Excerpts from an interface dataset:
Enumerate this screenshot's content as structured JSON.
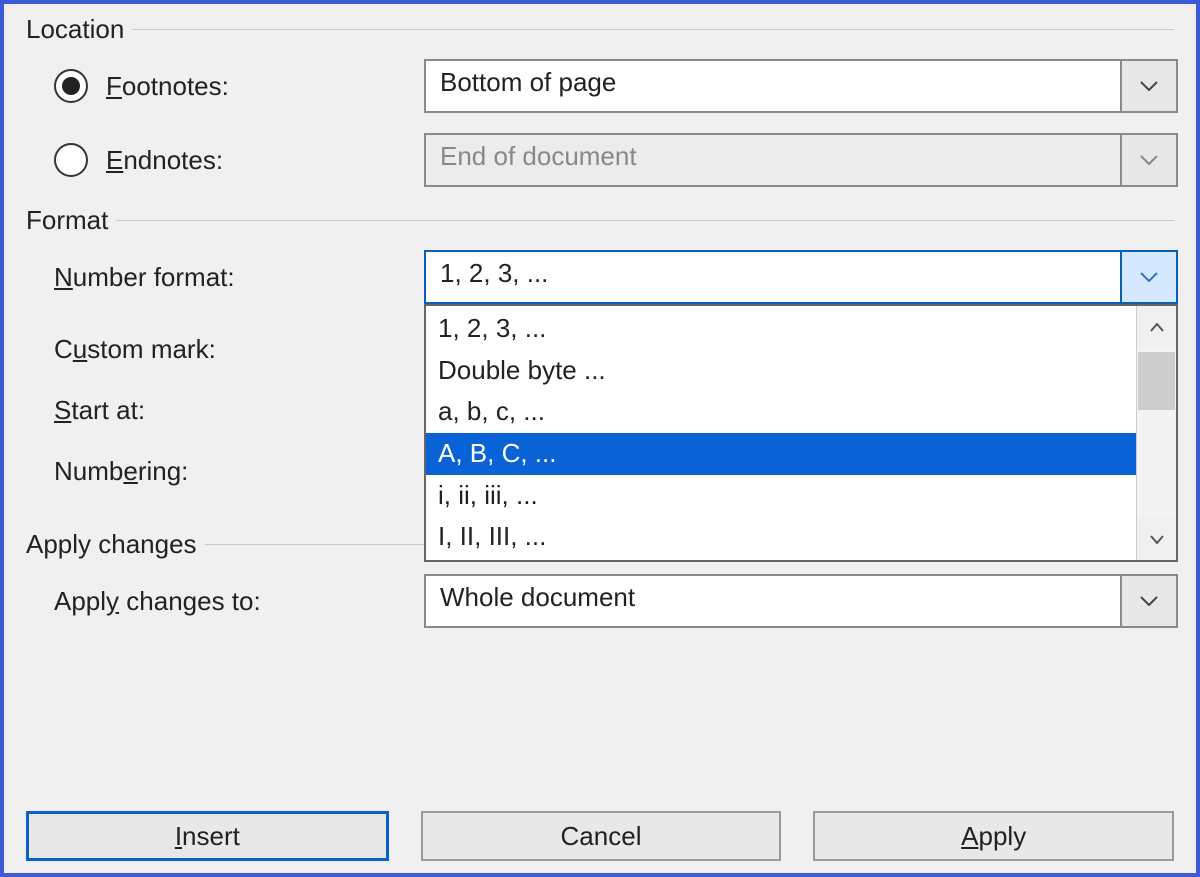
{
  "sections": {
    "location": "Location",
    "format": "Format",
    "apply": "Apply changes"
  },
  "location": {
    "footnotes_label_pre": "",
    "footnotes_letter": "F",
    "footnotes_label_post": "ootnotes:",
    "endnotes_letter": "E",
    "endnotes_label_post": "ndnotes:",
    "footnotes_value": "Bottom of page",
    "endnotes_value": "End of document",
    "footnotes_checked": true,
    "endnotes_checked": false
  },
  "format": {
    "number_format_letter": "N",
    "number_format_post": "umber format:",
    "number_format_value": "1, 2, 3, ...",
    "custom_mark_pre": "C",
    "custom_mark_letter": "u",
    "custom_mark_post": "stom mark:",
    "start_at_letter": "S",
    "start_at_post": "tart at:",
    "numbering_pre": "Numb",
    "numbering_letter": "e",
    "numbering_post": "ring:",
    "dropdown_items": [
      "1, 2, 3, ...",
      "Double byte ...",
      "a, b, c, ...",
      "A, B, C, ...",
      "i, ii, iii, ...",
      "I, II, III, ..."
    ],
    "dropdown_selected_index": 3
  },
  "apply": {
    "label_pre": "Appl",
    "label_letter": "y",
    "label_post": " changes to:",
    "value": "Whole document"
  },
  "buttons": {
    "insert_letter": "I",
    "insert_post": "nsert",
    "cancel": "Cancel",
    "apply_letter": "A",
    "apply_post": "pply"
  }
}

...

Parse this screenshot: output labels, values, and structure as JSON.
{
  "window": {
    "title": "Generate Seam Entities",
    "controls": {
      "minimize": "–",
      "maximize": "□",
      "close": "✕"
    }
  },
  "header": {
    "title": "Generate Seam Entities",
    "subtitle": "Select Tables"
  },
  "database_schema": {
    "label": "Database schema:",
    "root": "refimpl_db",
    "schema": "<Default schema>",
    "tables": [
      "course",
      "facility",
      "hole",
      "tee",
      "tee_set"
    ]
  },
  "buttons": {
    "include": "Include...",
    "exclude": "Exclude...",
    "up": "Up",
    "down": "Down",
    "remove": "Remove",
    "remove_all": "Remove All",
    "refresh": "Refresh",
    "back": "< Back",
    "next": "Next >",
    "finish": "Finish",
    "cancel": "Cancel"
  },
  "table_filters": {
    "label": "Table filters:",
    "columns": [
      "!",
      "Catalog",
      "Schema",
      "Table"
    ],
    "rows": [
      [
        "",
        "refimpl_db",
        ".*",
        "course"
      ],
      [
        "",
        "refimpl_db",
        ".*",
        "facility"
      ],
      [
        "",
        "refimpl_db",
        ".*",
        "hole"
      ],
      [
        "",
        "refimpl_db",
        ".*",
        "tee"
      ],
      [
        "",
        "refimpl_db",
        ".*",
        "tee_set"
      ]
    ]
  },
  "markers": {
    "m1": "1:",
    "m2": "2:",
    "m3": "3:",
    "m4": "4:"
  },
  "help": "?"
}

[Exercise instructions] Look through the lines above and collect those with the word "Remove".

[Solution below]
    "remove": "Remove",
    "remove_all": "Remove All",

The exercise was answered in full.